Using energy-efficient vehicles is an important first step for businesses that intend to reduce the carbon emissions of their deliveries, in addition to finding routes where more packages are delivered per mile, he adds.
Earlier this year, the US Postal Service announced that it placed an order for 50,000 Next Generation Delivery Vehicles to replace its fleet of aging delivery trucks. They intended to purchase at least 10,019 battery electric vehicles (BEV), but after facing several lawsuits for their plan to buy mostly gas-powered delivery vehicles, they increased the number of BEVs to 25,000.
Drones can produce even fewer carbon emissions if charged using renewable resources, says Sarah Lyon-Hill, associate director for research development at Virginia Tech Center for Economic and Community Engagement who was not involved in the study. Over time, the carbon emissions of electricity-powered vehicles—drones, vans, trucks, and cargo bicycles—are expected to improve as the electricity grid continues to get cleaner. And we’ll still need trucks and vans for our bigger deliveries, so greening our electricity use is still crucial.
Consumers benefit from drone deliveries
Our transportation infrastructure is currently strained due to the high demand for delivery services, which increased exponentially during the COVID-19 pandemic, says Lyon-Hill. However, even before COVID, plenty of households with needs for home delivery, such as those with elderly residents or lower-income households without car access, had limited transportation options.
“Delivery drones have the potential to address this higher level of demand, decrease road congestion, speed up last-mile delivery services, and offer those services at lower costs to support lower-income households,” says Lyon-Hill. By reducing the number of vans on the road, drone deliveries can reduce traffic congestion, noise pollution, and harmful emissions.

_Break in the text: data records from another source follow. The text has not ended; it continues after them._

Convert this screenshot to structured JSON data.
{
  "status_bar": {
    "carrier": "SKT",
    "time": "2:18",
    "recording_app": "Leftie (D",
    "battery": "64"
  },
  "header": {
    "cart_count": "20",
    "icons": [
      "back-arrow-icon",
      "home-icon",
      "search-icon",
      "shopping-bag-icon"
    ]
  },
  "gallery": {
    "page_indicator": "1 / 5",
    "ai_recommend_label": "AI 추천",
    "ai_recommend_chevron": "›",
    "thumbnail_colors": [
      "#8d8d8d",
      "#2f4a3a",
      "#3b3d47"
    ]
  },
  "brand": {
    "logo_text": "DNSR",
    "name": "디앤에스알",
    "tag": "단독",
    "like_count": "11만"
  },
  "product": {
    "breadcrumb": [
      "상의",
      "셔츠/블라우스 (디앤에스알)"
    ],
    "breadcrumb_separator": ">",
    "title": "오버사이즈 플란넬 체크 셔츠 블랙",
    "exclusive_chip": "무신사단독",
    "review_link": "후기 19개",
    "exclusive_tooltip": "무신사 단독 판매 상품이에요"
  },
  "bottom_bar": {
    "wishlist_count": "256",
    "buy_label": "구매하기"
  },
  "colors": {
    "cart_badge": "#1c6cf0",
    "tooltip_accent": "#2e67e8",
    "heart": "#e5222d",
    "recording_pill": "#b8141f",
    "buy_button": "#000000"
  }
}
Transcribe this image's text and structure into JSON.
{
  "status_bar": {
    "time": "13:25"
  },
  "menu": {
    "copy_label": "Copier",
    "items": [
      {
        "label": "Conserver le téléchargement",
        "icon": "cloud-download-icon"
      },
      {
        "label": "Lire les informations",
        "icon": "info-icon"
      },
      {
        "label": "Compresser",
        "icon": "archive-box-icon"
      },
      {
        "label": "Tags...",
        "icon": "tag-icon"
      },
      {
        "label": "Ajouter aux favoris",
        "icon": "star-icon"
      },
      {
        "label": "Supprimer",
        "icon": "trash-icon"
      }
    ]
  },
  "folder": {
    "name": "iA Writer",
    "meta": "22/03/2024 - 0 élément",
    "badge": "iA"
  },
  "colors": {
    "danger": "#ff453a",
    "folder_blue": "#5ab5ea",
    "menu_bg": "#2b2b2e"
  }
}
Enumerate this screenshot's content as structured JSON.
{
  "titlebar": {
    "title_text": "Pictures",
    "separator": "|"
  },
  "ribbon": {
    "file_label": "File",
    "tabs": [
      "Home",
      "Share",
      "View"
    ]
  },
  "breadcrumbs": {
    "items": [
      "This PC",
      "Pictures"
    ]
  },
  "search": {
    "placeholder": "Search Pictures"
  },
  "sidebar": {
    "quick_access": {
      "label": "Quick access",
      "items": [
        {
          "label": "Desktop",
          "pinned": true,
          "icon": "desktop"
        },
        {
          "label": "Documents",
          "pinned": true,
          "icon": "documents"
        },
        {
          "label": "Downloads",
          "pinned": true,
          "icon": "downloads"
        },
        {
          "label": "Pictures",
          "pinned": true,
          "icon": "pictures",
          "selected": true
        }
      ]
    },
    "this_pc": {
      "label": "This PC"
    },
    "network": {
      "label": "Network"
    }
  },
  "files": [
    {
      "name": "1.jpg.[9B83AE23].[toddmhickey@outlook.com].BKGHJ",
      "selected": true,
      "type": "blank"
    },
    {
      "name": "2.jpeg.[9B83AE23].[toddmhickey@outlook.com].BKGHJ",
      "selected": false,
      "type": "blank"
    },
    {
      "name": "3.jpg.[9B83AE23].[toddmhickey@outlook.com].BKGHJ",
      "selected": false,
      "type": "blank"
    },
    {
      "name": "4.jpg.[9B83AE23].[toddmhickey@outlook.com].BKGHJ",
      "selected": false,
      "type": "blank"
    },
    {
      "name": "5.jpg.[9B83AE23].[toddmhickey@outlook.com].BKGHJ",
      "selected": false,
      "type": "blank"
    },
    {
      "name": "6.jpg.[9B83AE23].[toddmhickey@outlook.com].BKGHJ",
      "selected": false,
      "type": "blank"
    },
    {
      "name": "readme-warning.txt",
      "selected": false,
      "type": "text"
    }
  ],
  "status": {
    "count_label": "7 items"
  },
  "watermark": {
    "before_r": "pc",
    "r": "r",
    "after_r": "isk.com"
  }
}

Drones may also be an effective way to deliver urgent medications and medical supplies, especially in rural areas. In a 2021 European Heart Journal study, drones with automated external defibrillators (AED) were deployed for 12 cases of out-of-hospital cardiac arrest. The AED was successfully delivered onsite in 92 percent of the cases and arrived before the ambulance in 64 percent of the cases.
[Related: Check out Wing’s new delivery drone prototypes.]
Despite the benefits of drones, there are still limitations that might prevent their use in certain applications. For instance, drones have limited capacity in terms of the mass and volume of the parcel they can transport, says Rodrigues. He adds that some areas may also be subjected to aerospace regulatory restrictions, which limit drone delivery routes. Areas near airports, schools, stadiums, and government buildings may have temporary and permanent no-fly zones that prohibit drone flights.
And companies are already on top of it. Amazon Prime Air, which plans to start drone deliveries this year, is currently working with the Federal Aviation Administration (FAA) and local officials in Lockeford, California to give consumers the option to have their parcels delivered via drones.
“Other companies will likely follow this trend [of drone deliveries],” says Rodrigues, “if we develop the conditions to overcome some of the operational and regulatory challenges mentioned.”
Of course, just like with driverless cars and other forms of automation, there are always concerns with what will happen for delivery workers and their jobs. But drone deliveries, even when all of the policy kinks are straightened out, will still only be one part of future deliveries. Until then, making sustainable choices like ordering fewer times in larger quantities or accepting slower delivery times, can help bring down your online shopping footprint no matter how it is delivered.